During the Covid-19 pandemic, the impossibility of rehearsing and performing to live audiences has forced artists to investigate alternatives.
This has significantly transformed live performances which have adapted to new ways of working and resulted in resourceful and imaginative alternatives and variations. Identifying the features of these changes will highlight pioneering directions for the future of live performance. This involves developments in the relationship between dance, theatre and film, offering digital innovations within liveness that this symposium wishes to identify and analyse.
We welcome presentations, provocations, workshops, and performances as part of the proposals for participating in the symposium. The aim is to identify and analyse the transformations and generate new conversations among artists and theoreticians.

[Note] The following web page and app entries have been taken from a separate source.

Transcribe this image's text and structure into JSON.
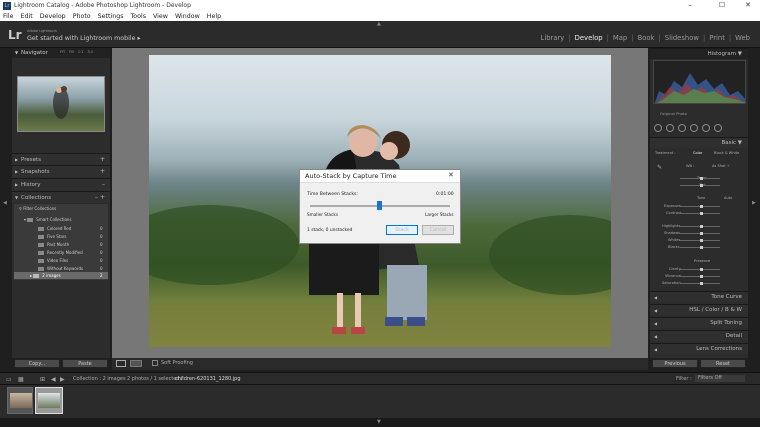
{
  "window": {
    "title": "Lightroom Catalog - Adobe Photoshop Lightroom - Develop",
    "minimize": "–",
    "maximize": "☐",
    "close": "✕"
  },
  "menu": [
    "File",
    "Edit",
    "Develop",
    "Photo",
    "Settings",
    "Tools",
    "View",
    "Window",
    "Help"
  ],
  "identity": {
    "logo": "Lr",
    "line1": "Adobe Lightroom",
    "line2": "Get started with Lightroom mobile ▸"
  },
  "modules": [
    "Library",
    "Develop",
    "Map",
    "Book",
    "Slideshow",
    "Print",
    "Web"
  ],
  "active_module": "Develop",
  "left": {
    "navigator": "Navigator",
    "nav_opts": [
      "FIT",
      "Fill",
      "1:1",
      "3:1"
    ],
    "presets": "Presets",
    "snapshots": "Snapshots",
    "history": "History",
    "collections": "Collections",
    "plus": "+",
    "minus": "–",
    "filter": "Filter Collections",
    "smart": "Smart Collections",
    "smart_items": [
      {
        "name": "Colored Red",
        "count": "0"
      },
      {
        "name": "Five Stars",
        "count": "0"
      },
      {
        "name": "Past Month",
        "count": "0"
      },
      {
        "name": "Recently Modified",
        "count": "0"
      },
      {
        "name": "Video Files",
        "count": "0"
      },
      {
        "name": "Without Keywords",
        "count": "0"
      }
    ],
    "selected_collection": {
      "name": "2 images",
      "count": "2"
    },
    "copy": "Copy...",
    "paste": "Paste"
  },
  "dialog": {
    "title": "Auto-Stack by Capture Time",
    "close": "✕",
    "label": "Time Between Stacks:",
    "value": "0:01:00",
    "slider_position": 0.49,
    "smaller": "Smaller Stacks",
    "larger": "Larger Stacks",
    "status": "1 stack, 0 unstacked",
    "stack": "Stack",
    "cancel": "Cancel"
  },
  "right": {
    "histogram": "Histogram",
    "original": "Original Photo",
    "basic": "Basic",
    "treatment": "Treatment :",
    "color": "Color",
    "bw": "Black & White",
    "wb": "WB :",
    "as_shot": "As Shot ÷",
    "temp": "Temp",
    "tint": "Tint",
    "tone": "Tone",
    "auto": "Auto",
    "exposure": "Exposure",
    "contrast": "Contrast",
    "highlights": "Highlights",
    "shadows": "Shadows",
    "whites": "Whites",
    "blacks": "Blacks",
    "presence": "Presence",
    "clarity": "Clarity",
    "vibrance": "Vibrance",
    "saturation": "Saturation",
    "tone_curve": "Tone Curve",
    "hsl": "HSL  /  Color  /  B & W",
    "split": "Split Toning",
    "detail": "Detail",
    "lens": "Lens Corrections",
    "previous": "Previous",
    "reset": "Reset"
  },
  "toolbar": {
    "soft_proofing": "Soft Proofing"
  },
  "filmstrip": {
    "collection": "Collection : 2 images",
    "selected_count": "2 photos / 1 selected /",
    "filename": "children-620131_1280.jpg",
    "filter": "Filter :",
    "filter_value": "Filters Off"
  },
  "colors": {
    "accent": "#1a75d2",
    "panel": "#2c2c2c",
    "center_bg": "#777777"
  }
}
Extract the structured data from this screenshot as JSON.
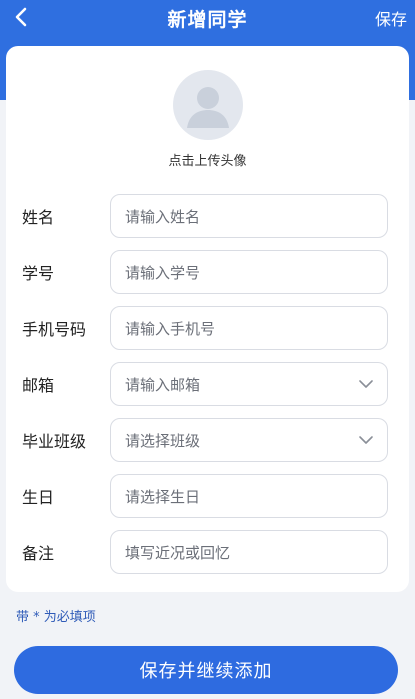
{
  "colors": {
    "brand": "#2f6fe0",
    "button": "#2e6be0",
    "hint": "#2f5bb8"
  },
  "header": {
    "back_icon": "chevron-left-icon",
    "title": "新增同学",
    "save_label": "保存"
  },
  "avatar": {
    "icon": "user-avatar-icon",
    "label": "点击上传头像"
  },
  "form": {
    "fields": [
      {
        "label": "姓名",
        "placeholder": "请输入姓名"
      },
      {
        "label": "学号",
        "placeholder": "请输入学号"
      },
      {
        "label": "手机号码",
        "placeholder": "请输入手机号"
      },
      {
        "label": "邮箱",
        "placeholder": "请输入邮箱",
        "icon": "chevron-down-icon"
      },
      {
        "label": "毕业班级",
        "placeholder": "请选择班级",
        "icon": "chevron-down-icon"
      },
      {
        "label": "生日",
        "placeholder": "请选择生日"
      },
      {
        "label": "备注",
        "placeholder": "填写近况或回忆"
      }
    ]
  },
  "hint": "带 * 为必填项",
  "submit_label": "保存并继续添加"
}
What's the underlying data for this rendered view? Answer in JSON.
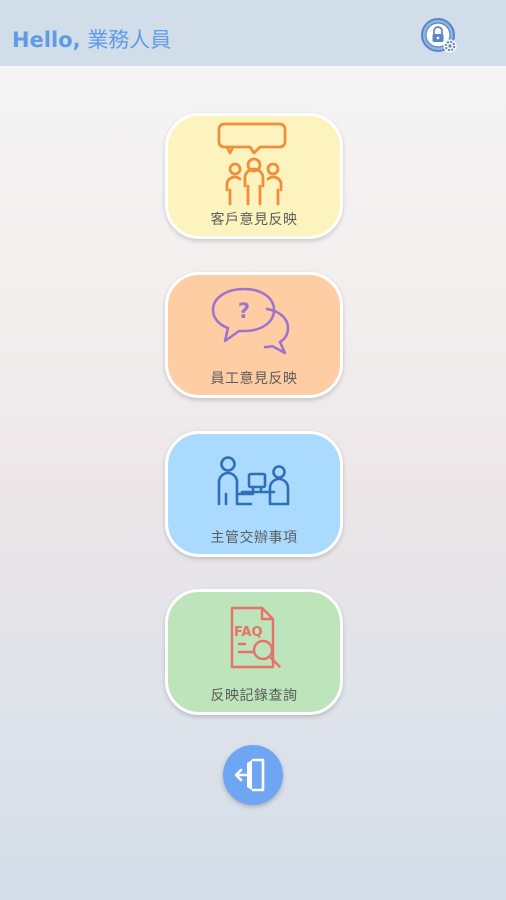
{
  "header": {
    "greeting_prefix": "Hello,",
    "user_name": "業務人員",
    "settings_icon": "lock-gear-icon"
  },
  "menu": {
    "items": [
      {
        "label": "客戶意見反映",
        "icon": "customers-chat-icon",
        "color": "#fdf3bf"
      },
      {
        "label": "員工意見反映",
        "icon": "question-chat-bubbles-icon",
        "color": "#ffcda4"
      },
      {
        "label": "主管交辦事項",
        "icon": "meeting-desk-icon",
        "color": "#aadbff"
      },
      {
        "label": "反映記錄查詢",
        "icon": "faq-search-icon",
        "color": "#bde4ba"
      }
    ]
  },
  "logout": {
    "icon": "logout-door-icon",
    "color": "#6ea6f3"
  },
  "colors": {
    "accent": "#5f9be6",
    "header_bg": "#d1dde9"
  }
}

Keynote speakers include:
Roundtable discussion includes:
Mark Nicholls Keynote Abstract
This address considers the current live performance crisis by looking for solutions in the Andre Gregory and Louis Malle collaboration film, Vanya on 42nd Street (1994). Part performance of Chekhov’s Uncle Vanya, part conservation of the Andre Gregory/David Mamet/Wallace Shawn “Vanya” project, Vanya on 42nd Street presents a range of enduring benefits and problems associated with the, apparently natural, group marriage of film and theatre folk.
Observations on several key principles of analysis for a social rather than only formal perception of artistic processes and stylistics in times of change frame the examples here chosen of theatre in which digital film (Castorf, Bogomolov, Mitchell, Marina Abramovic) is a compositional element. The latter – the first three directors are foundational practitioners of live-film theatre – occurred well before Covid-19 turned digital means into a necessity of communication. Theatre (in the broadest sense of the term, including dance, opera and mixed-arts creations) is, of course, far more than communication, given its collaborative, collective, and – in salient cases– ensemble practices (Bogart, among many others in the legacy of Stanislavsky, innovator of ensemble and laboratory theatre). Practices during the high Covid period have introduced new performance modes but also new modes of spectatorship that appear to differ for streamed pre-Covid works from works specifically designed for digital dissemination (Kwame Kwei-Armah, Peter Sellars). Spectating in two international festivals cited in this talk is briefly linked to Luk Perceval’s online premiere of his partially lockdown theatre film – one of a planned live trilogy. Questions raised by the various details noted and points made are only first steps towards an area that requires a good deal of thought as it evolves with unknown changes to come.